Masami Tsuchiya was the frontman of Japanese new wave band Ippu-Do who had a small amount of interest in the UK in the early 80s. How small? Well, as of the time of writing, they don’t even have their own Wikipedia page. Thirty years ago Tsuchiya was best known to me and my friends as the guy who played guitar on tour with Japan after Rob Dean left (he can be heard on the live album Oil On Canvas (1983)). He later went on to play alongside David Gilmour and Carlos Alomar on Arcadia’s So Red The Rose (1985).
Rice Music was his first solo album and should be of interest to fans of that late 70s / early 80s intersection of Western and Asian pop styles; synths and guitars; and the kind of new wave branded New Romantic.

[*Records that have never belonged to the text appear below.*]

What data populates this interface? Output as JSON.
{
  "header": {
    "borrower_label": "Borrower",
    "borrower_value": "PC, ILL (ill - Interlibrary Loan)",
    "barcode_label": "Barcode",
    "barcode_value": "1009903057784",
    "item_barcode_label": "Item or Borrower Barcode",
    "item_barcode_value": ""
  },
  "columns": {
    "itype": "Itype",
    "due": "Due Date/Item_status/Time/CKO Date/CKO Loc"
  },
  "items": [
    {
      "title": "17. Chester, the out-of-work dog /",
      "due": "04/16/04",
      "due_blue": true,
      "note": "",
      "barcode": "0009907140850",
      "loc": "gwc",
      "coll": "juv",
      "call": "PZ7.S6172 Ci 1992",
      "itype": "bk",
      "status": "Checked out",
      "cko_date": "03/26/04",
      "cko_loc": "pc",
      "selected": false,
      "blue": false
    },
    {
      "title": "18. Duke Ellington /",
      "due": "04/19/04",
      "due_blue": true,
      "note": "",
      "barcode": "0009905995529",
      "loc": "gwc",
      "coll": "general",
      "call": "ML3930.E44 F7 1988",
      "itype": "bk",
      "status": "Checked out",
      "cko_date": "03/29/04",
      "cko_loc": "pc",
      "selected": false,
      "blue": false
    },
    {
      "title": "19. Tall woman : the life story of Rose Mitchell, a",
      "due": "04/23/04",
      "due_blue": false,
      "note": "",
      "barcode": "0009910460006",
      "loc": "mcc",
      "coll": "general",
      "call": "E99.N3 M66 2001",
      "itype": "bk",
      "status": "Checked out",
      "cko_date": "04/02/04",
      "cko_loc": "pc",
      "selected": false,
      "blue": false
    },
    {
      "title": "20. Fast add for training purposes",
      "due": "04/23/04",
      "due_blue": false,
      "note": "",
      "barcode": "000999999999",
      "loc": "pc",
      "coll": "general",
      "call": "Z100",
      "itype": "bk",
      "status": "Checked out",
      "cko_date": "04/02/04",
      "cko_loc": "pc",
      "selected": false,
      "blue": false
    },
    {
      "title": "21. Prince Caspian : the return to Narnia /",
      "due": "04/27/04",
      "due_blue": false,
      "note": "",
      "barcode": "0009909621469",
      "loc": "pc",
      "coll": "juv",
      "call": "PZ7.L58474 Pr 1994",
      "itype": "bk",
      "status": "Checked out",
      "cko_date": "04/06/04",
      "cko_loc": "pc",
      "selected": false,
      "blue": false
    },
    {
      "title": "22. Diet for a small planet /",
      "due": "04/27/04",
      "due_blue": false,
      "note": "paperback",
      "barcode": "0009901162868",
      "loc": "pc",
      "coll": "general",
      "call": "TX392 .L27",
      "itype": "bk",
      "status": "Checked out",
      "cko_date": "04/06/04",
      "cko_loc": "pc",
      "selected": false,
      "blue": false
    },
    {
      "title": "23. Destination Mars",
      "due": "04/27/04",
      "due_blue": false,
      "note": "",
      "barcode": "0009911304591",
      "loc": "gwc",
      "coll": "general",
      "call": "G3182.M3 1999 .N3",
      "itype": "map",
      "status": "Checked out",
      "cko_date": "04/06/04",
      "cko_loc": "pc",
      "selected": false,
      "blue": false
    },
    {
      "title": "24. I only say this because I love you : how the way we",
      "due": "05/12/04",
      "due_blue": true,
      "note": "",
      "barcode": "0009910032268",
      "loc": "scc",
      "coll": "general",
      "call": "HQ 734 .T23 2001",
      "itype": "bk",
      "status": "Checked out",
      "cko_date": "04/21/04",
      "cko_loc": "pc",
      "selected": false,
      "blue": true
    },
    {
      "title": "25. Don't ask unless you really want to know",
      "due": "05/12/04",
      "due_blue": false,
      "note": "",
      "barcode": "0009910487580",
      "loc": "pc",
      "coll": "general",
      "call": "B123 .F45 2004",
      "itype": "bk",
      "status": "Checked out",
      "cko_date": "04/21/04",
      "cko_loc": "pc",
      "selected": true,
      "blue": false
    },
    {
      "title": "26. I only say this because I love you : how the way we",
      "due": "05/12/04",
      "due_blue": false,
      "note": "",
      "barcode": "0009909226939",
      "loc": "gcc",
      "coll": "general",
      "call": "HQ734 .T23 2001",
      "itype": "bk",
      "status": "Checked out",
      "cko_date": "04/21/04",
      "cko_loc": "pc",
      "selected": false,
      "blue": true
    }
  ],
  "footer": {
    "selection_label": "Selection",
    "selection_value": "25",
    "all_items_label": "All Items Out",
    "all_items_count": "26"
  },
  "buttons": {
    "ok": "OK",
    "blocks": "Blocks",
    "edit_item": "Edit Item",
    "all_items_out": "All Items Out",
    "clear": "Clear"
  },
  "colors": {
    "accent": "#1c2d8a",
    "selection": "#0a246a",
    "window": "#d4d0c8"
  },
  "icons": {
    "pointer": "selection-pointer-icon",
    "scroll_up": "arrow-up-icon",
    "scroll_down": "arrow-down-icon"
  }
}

While Tsuchiya is a talented multi-instrumentalist, for this album he also enlisted a who’s who of sympathetic musicians of the era: Bill Nelson (who supplies “flying e-bow” guitar) , Ryuichi Sakamoto, Steve Jansen and Mick Karn of Japan, Percy Jones (along with Karn, the other notable fretless bass player of the period), Toshio Nakanashi (of seminal Japanese new wave band Plastics).
Musically it ranges from territory similar to late-period Japan as on the closing ‘Night In The Park’ to the more experimental likes of ‘Haina-Haila’. While my current favourite is ‘Kafka’, the track that features Sakamoto. A proto-industrial, scratchy funk number with a bassline that recalls the tuned down guitar of The White Stripes ‘Seven Nation Army’.